Within the Royal Malaysian Police there is a special ops/anti-terrorist unit that is the Pasukan Gerakan Khas (PGK). The PGK received substantial training from the SAS and has missions that include VIP protection of senior officials and diplomats, anti-terrorism operations within Malaysian territory in conjunction with military special ops units, high risk law enforcement operations against heavily armed criminals, and intelligence gathering inside and outside of Malaysia. An elite within PGK, VAT69, conducts recon and other jungle missions as well as direct action and counter-terrorism ops. UTK is another specialized unit that operates in plainclothes against dangerous criminals and terrorists.
PGK operators train extensively in CQC (close quarter combat). There are also many trained as snipers or EOD (explosive ordnance disposal) specialists. Members of PGK receive an array of special ops training including HALO/HAHO, fast roping and rappelling, combat diving, and so on. PGK includes some highly trained K9 units and HAZMAT specialists. Members of the unit also train in ship, bus, train, and aircraft assaults as well as all types of building assault and combat in urban terrain. Reportedly PGK operators, especially those in VAT69 and UTK, are very skilled martial artists who train extensively with blades. PGK also has several female operators in their rank.
Malaysian special ops units can be distinguished by their berets. GGK wears green, PASKA wears crimson, PASKAU wears blue, PGK wears maroon, and VAT69 wears sand.

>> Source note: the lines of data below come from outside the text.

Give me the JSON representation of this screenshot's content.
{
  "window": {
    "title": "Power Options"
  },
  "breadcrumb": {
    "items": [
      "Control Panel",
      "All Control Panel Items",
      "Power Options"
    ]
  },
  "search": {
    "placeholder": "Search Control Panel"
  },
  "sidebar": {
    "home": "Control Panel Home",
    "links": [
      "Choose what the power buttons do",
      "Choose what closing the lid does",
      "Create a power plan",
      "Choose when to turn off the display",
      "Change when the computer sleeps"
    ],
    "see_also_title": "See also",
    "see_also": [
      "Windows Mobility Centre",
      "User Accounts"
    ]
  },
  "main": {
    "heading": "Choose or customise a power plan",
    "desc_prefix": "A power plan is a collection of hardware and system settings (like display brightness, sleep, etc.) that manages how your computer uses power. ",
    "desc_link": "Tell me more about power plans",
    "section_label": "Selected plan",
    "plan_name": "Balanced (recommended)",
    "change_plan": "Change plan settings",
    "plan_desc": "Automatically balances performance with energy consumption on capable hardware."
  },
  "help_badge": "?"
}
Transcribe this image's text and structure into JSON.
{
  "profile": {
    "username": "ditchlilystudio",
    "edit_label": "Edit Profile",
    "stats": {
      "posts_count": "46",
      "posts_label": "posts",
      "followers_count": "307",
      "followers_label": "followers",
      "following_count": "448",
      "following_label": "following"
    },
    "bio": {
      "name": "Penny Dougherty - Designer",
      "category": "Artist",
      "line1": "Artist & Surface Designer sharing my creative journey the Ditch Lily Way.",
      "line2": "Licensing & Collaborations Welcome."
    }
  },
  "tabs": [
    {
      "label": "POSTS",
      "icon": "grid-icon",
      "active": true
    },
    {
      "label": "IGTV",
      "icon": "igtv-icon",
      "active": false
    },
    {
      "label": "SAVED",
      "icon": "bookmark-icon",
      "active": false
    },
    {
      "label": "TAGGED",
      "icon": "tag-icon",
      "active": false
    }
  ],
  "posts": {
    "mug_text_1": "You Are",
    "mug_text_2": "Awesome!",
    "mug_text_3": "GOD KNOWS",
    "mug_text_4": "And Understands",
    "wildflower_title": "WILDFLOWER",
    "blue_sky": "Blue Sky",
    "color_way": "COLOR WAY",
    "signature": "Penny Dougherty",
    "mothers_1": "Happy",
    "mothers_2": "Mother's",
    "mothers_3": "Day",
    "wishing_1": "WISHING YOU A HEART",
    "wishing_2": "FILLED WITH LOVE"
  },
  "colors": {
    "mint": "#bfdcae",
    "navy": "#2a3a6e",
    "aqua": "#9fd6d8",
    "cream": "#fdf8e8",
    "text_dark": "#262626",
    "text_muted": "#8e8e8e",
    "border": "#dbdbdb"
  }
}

Weapons & Gear
Malaysian special ops units use a wide array of weapons. Principal handguns include the Browning Hi-Power, SIG SAUER P226 and P228, Glock 17 and 19 (PASKAU also has G34s), and Heckler & Koch Mk23 (PGK has used HK USPs) among others. Submachineguns are the usual array of HK MP5s, including the MP5K, and the FNH P90. The PASKAU seem to use the MP5SD equipped with an EOTech as their primary SMG.
Assault rifles and carbines include versions of the M16 and M4, the Steyr AUG, and HK G36. The PASKAU have SIG SAUER 552s as well. Many PGK M4s are equipped with the SOPMOD kit. Among the sniper rifles used are the Accuracy International PM and AW, Barrett M82, HK SG-1, and HK PSG-1. Barrett M95 anti-material rifles are available to GGK and possibility other units. PGK has some Remington 700 tactical rifles.
Various shotguns are used including the Mossberg 500, Remington 870 and 1100 and the Franchi SPAS12. The FNH Minimi is the primary light machinegun. The M60 and RPK 74 are also in the inventory of GGK.
Although Malaysia is a very ethnically diverse country, traditionally the armed forces, especially the special ops units, have drawn heavily on those of Malay extraction. The reputation of the Malaysian special ops units as formidable jungle fighters has already been mentioned, but the various units also have a very sound reputation in other aspects of special warfare. PASKAL constantly hones their MAT (Maritime Anti-Terrorism) skills, for example, stimulated by the large number of offshore oilrigs. The other units remain sharp and motivated as well.
Malaysia is a country home to a diverse population of Muslims, Christians, Buddhists and…
by Pat Rogers / Dec 3, 2008